[[ DATA EXCERPTS, beginning ]]
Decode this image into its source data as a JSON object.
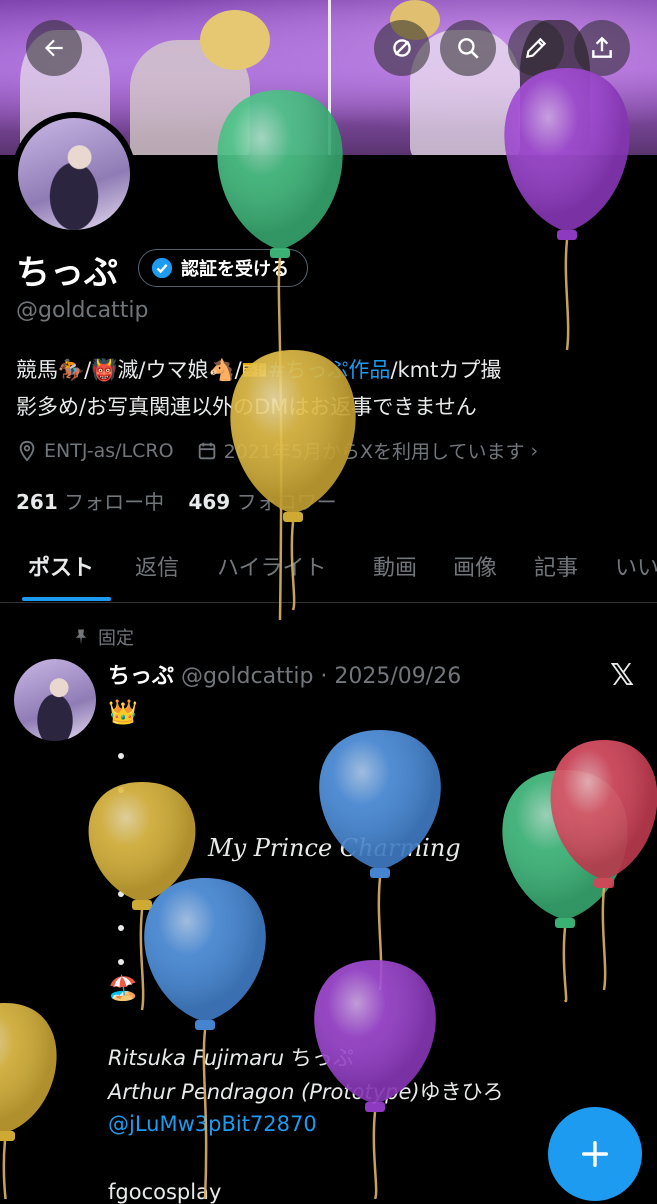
{
  "header": {
    "back_icon": "arrow-left-icon",
    "actions": [
      "refresh-icon",
      "search-icon",
      "edit-icon",
      "share-icon"
    ]
  },
  "profile": {
    "name": "ちっぷ",
    "verify_button": "認証を受ける",
    "handle": "@goldcattip",
    "bio_line1_prefix": "競馬🏇/👹滅/ウマ娘🐴/🎫",
    "bio_line1_link": "#ちっぷ作品",
    "bio_line1_suffix": "/kmtカプ撮",
    "bio_line2": "影多め/お写真関連以外のDMはお返事できません",
    "location": "ENTJ-as/LCRO",
    "joined": "2021年5月からXを利用しています",
    "following_count": "261",
    "following_label": "フォロー中",
    "followers_count": "469",
    "followers_label": "フォロワー"
  },
  "tabs": [
    "ポスト",
    "返信",
    "ハイライト",
    "動画",
    "画像",
    "記事",
    "いい"
  ],
  "active_tab": "ポスト",
  "post": {
    "pinned_label": "固定",
    "author_name": "ちっぷ",
    "author_meta": "@goldcattip · 2025/09/26",
    "crown": "👑",
    "title_line": "My Prince Charming",
    "beach": "🏖️",
    "credit1_en": "Ritsuka Fujimaru",
    "credit1_jp": "ちっぷ",
    "credit2_en": "Arthur Pendragon (Prototype)",
    "credit2_jp": "ゆきひろ",
    "mention": "@jLuMw3pBit72870",
    "tag": "fgocosplay"
  },
  "compose": {
    "icon": "plus-icon"
  },
  "colors": {
    "accent": "#1d9bf0",
    "background": "#000000",
    "muted": "#71767b"
  },
  "overlay": {
    "type": "balloons",
    "colors": [
      "#3fbf7f",
      "#9b3fd1",
      "#e0b93a",
      "#4a90e2",
      "#d9445a"
    ]
  }
}
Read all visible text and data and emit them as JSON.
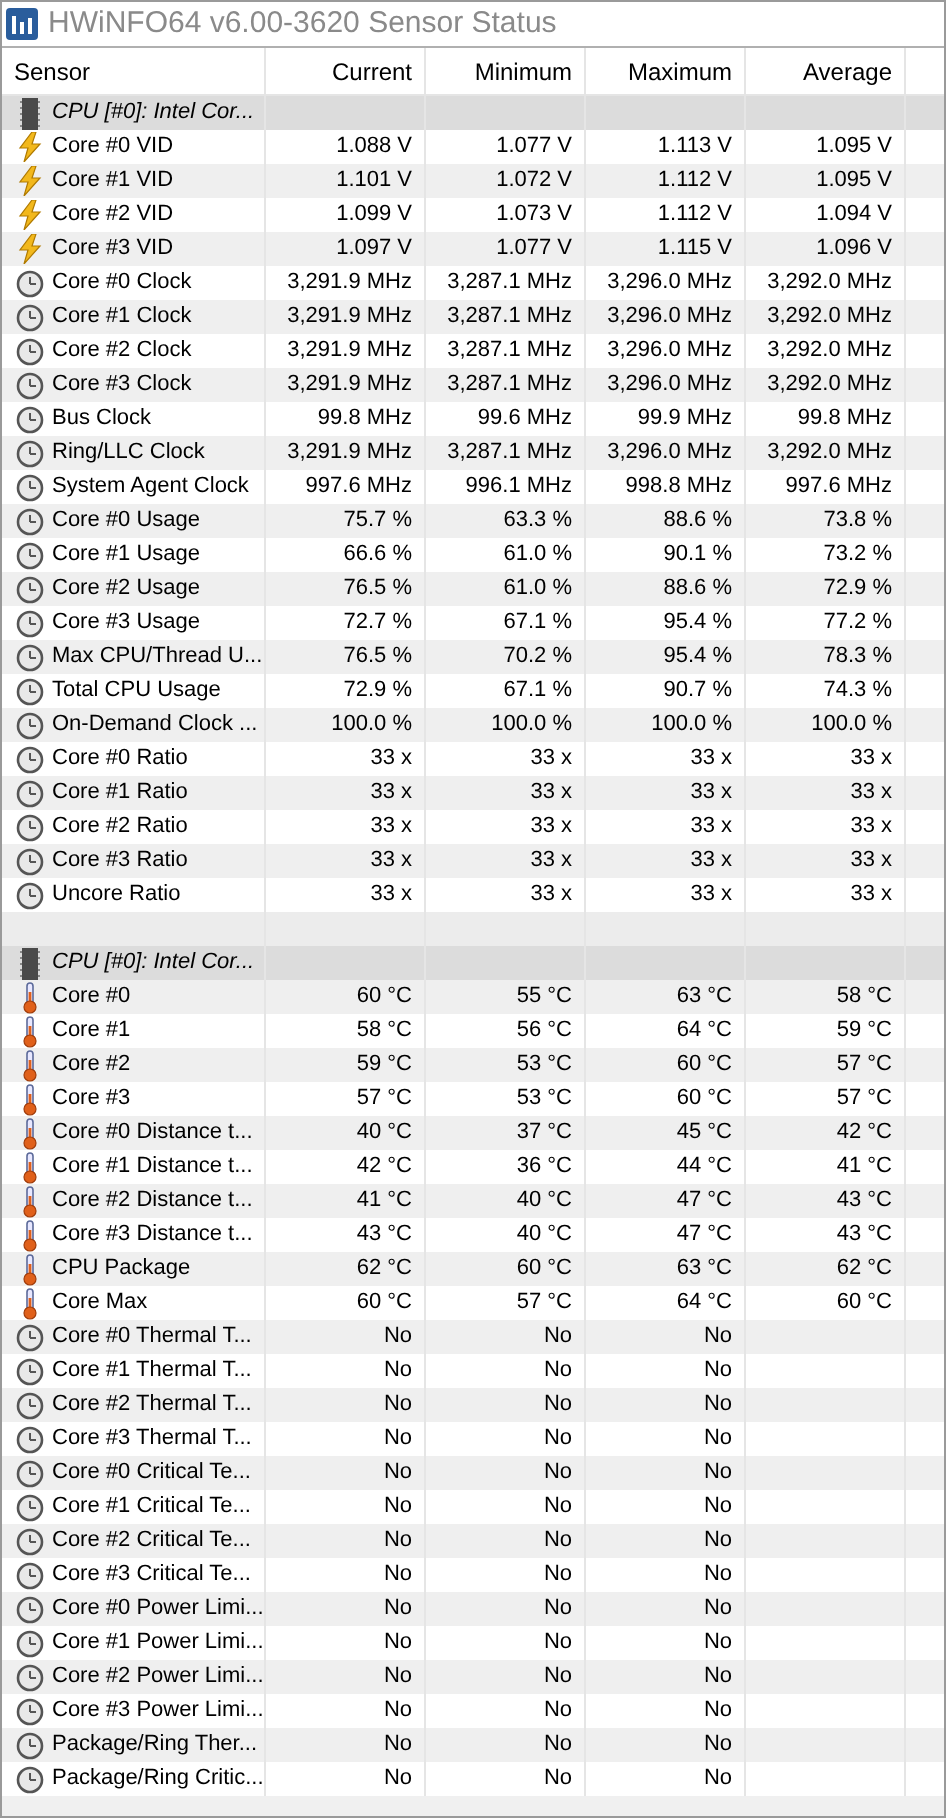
{
  "window": {
    "title": "HWiNFO64 v6.00-3620 Sensor Status"
  },
  "table": {
    "columns": [
      "Sensor",
      "Current",
      "Minimum",
      "Maximum",
      "Average"
    ],
    "rows": [
      {
        "kind": "group",
        "sensor": "CPU [#0]: Intel Cor..."
      },
      {
        "kind": "voltage",
        "sensor": "Core #0 VID",
        "current": "1.088 V",
        "minimum": "1.077 V",
        "maximum": "1.113 V",
        "average": "1.095 V"
      },
      {
        "kind": "voltage",
        "sensor": "Core #1 VID",
        "current": "1.101 V",
        "minimum": "1.072 V",
        "maximum": "1.112 V",
        "average": "1.095 V"
      },
      {
        "kind": "voltage",
        "sensor": "Core #2 VID",
        "current": "1.099 V",
        "minimum": "1.073 V",
        "maximum": "1.112 V",
        "average": "1.094 V"
      },
      {
        "kind": "voltage",
        "sensor": "Core #3 VID",
        "current": "1.097 V",
        "minimum": "1.077 V",
        "maximum": "1.115 V",
        "average": "1.096 V"
      },
      {
        "kind": "clock",
        "sensor": "Core #0 Clock",
        "current": "3,291.9 MHz",
        "minimum": "3,287.1 MHz",
        "maximum": "3,296.0 MHz",
        "average": "3,292.0 MHz"
      },
      {
        "kind": "clock",
        "sensor": "Core #1 Clock",
        "current": "3,291.9 MHz",
        "minimum": "3,287.1 MHz",
        "maximum": "3,296.0 MHz",
        "average": "3,292.0 MHz"
      },
      {
        "kind": "clock",
        "sensor": "Core #2 Clock",
        "current": "3,291.9 MHz",
        "minimum": "3,287.1 MHz",
        "maximum": "3,296.0 MHz",
        "average": "3,292.0 MHz"
      },
      {
        "kind": "clock",
        "sensor": "Core #3 Clock",
        "current": "3,291.9 MHz",
        "minimum": "3,287.1 MHz",
        "maximum": "3,296.0 MHz",
        "average": "3,292.0 MHz"
      },
      {
        "kind": "clock",
        "sensor": "Bus Clock",
        "current": "99.8 MHz",
        "minimum": "99.6 MHz",
        "maximum": "99.9 MHz",
        "average": "99.8 MHz"
      },
      {
        "kind": "clock",
        "sensor": "Ring/LLC Clock",
        "current": "3,291.9 MHz",
        "minimum": "3,287.1 MHz",
        "maximum": "3,296.0 MHz",
        "average": "3,292.0 MHz"
      },
      {
        "kind": "clock",
        "sensor": "System Agent Clock",
        "current": "997.6 MHz",
        "minimum": "996.1 MHz",
        "maximum": "998.8 MHz",
        "average": "997.6 MHz"
      },
      {
        "kind": "clock",
        "sensor": "Core #0 Usage",
        "current": "75.7 %",
        "minimum": "63.3 %",
        "maximum": "88.6 %",
        "average": "73.8 %"
      },
      {
        "kind": "clock",
        "sensor": "Core #1 Usage",
        "current": "66.6 %",
        "minimum": "61.0 %",
        "maximum": "90.1 %",
        "average": "73.2 %"
      },
      {
        "kind": "clock",
        "sensor": "Core #2 Usage",
        "current": "76.5 %",
        "minimum": "61.0 %",
        "maximum": "88.6 %",
        "average": "72.9 %"
      },
      {
        "kind": "clock",
        "sensor": "Core #3 Usage",
        "current": "72.7 %",
        "minimum": "67.1 %",
        "maximum": "95.4 %",
        "average": "77.2 %"
      },
      {
        "kind": "clock",
        "sensor": "Max CPU/Thread U...",
        "current": "76.5 %",
        "minimum": "70.2 %",
        "maximum": "95.4 %",
        "average": "78.3 %"
      },
      {
        "kind": "clock",
        "sensor": "Total CPU Usage",
        "current": "72.9 %",
        "minimum": "67.1 %",
        "maximum": "90.7 %",
        "average": "74.3 %"
      },
      {
        "kind": "clock",
        "sensor": "On-Demand Clock ...",
        "current": "100.0 %",
        "minimum": "100.0 %",
        "maximum": "100.0 %",
        "average": "100.0 %"
      },
      {
        "kind": "clock",
        "sensor": "Core #0 Ratio",
        "current": "33 x",
        "minimum": "33 x",
        "maximum": "33 x",
        "average": "33 x"
      },
      {
        "kind": "clock",
        "sensor": "Core #1 Ratio",
        "current": "33 x",
        "minimum": "33 x",
        "maximum": "33 x",
        "average": "33 x"
      },
      {
        "kind": "clock",
        "sensor": "Core #2 Ratio",
        "current": "33 x",
        "minimum": "33 x",
        "maximum": "33 x",
        "average": "33 x"
      },
      {
        "kind": "clock",
        "sensor": "Core #3 Ratio",
        "current": "33 x",
        "minimum": "33 x",
        "maximum": "33 x",
        "average": "33 x"
      },
      {
        "kind": "clock",
        "sensor": "Uncore Ratio",
        "current": "33 x",
        "minimum": "33 x",
        "maximum": "33 x",
        "average": "33 x"
      },
      {
        "kind": "blank"
      },
      {
        "kind": "group",
        "sensor": "CPU [#0]: Intel Cor..."
      },
      {
        "kind": "temperature",
        "sensor": "Core #0",
        "current": "60 °C",
        "minimum": "55 °C",
        "maximum": "63 °C",
        "average": "58 °C"
      },
      {
        "kind": "temperature",
        "sensor": "Core #1",
        "current": "58 °C",
        "minimum": "56 °C",
        "maximum": "64 °C",
        "average": "59 °C"
      },
      {
        "kind": "temperature",
        "sensor": "Core #2",
        "current": "59 °C",
        "minimum": "53 °C",
        "maximum": "60 °C",
        "average": "57 °C"
      },
      {
        "kind": "temperature",
        "sensor": "Core #3",
        "current": "57 °C",
        "minimum": "53 °C",
        "maximum": "60 °C",
        "average": "57 °C"
      },
      {
        "kind": "temperature",
        "sensor": "Core #0 Distance t...",
        "current": "40 °C",
        "minimum": "37 °C",
        "maximum": "45 °C",
        "average": "42 °C"
      },
      {
        "kind": "temperature",
        "sensor": "Core #1 Distance t...",
        "current": "42 °C",
        "minimum": "36 °C",
        "maximum": "44 °C",
        "average": "41 °C"
      },
      {
        "kind": "temperature",
        "sensor": "Core #2 Distance t...",
        "current": "41 °C",
        "minimum": "40 °C",
        "maximum": "47 °C",
        "average": "43 °C"
      },
      {
        "kind": "temperature",
        "sensor": "Core #3 Distance t...",
        "current": "43 °C",
        "minimum": "40 °C",
        "maximum": "47 °C",
        "average": "43 °C"
      },
      {
        "kind": "temperature",
        "sensor": "CPU Package",
        "current": "62 °C",
        "minimum": "60 °C",
        "maximum": "63 °C",
        "average": "62 °C"
      },
      {
        "kind": "temperature",
        "sensor": "Core Max",
        "current": "60 °C",
        "minimum": "57 °C",
        "maximum": "64 °C",
        "average": "60 °C"
      },
      {
        "kind": "clock",
        "sensor": "Core #0 Thermal T...",
        "current": "No",
        "minimum": "No",
        "maximum": "No"
      },
      {
        "kind": "clock",
        "sensor": "Core #1 Thermal T...",
        "current": "No",
        "minimum": "No",
        "maximum": "No"
      },
      {
        "kind": "clock",
        "sensor": "Core #2 Thermal T...",
        "current": "No",
        "minimum": "No",
        "maximum": "No"
      },
      {
        "kind": "clock",
        "sensor": "Core #3 Thermal T...",
        "current": "No",
        "minimum": "No",
        "maximum": "No"
      },
      {
        "kind": "clock",
        "sensor": "Core #0 Critical Te...",
        "current": "No",
        "minimum": "No",
        "maximum": "No"
      },
      {
        "kind": "clock",
        "sensor": "Core #1 Critical Te...",
        "current": "No",
        "minimum": "No",
        "maximum": "No"
      },
      {
        "kind": "clock",
        "sensor": "Core #2 Critical Te...",
        "current": "No",
        "minimum": "No",
        "maximum": "No"
      },
      {
        "kind": "clock",
        "sensor": "Core #3 Critical Te...",
        "current": "No",
        "minimum": "No",
        "maximum": "No"
      },
      {
        "kind": "clock",
        "sensor": "Core #0 Power Limi...",
        "current": "No",
        "minimum": "No",
        "maximum": "No"
      },
      {
        "kind": "clock",
        "sensor": "Core #1 Power Limi...",
        "current": "No",
        "minimum": "No",
        "maximum": "No"
      },
      {
        "kind": "clock",
        "sensor": "Core #2 Power Limi...",
        "current": "No",
        "minimum": "No",
        "maximum": "No"
      },
      {
        "kind": "clock",
        "sensor": "Core #3 Power Limi...",
        "current": "No",
        "minimum": "No",
        "maximum": "No"
      },
      {
        "kind": "clock",
        "sensor": "Package/Ring Ther...",
        "current": "No",
        "minimum": "No",
        "maximum": "No"
      },
      {
        "kind": "clock",
        "sensor": "Package/Ring Critic...",
        "current": "No",
        "minimum": "No",
        "maximum": "No"
      }
    ]
  }
}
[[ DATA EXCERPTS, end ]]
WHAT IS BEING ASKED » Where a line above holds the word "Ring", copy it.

SOLUTION TO THIS TASK »
        "sensor": "Ring/LLC Clock",
        "sensor": "Package/Ring Ther...",
        "sensor": "Package/Ring Critic...",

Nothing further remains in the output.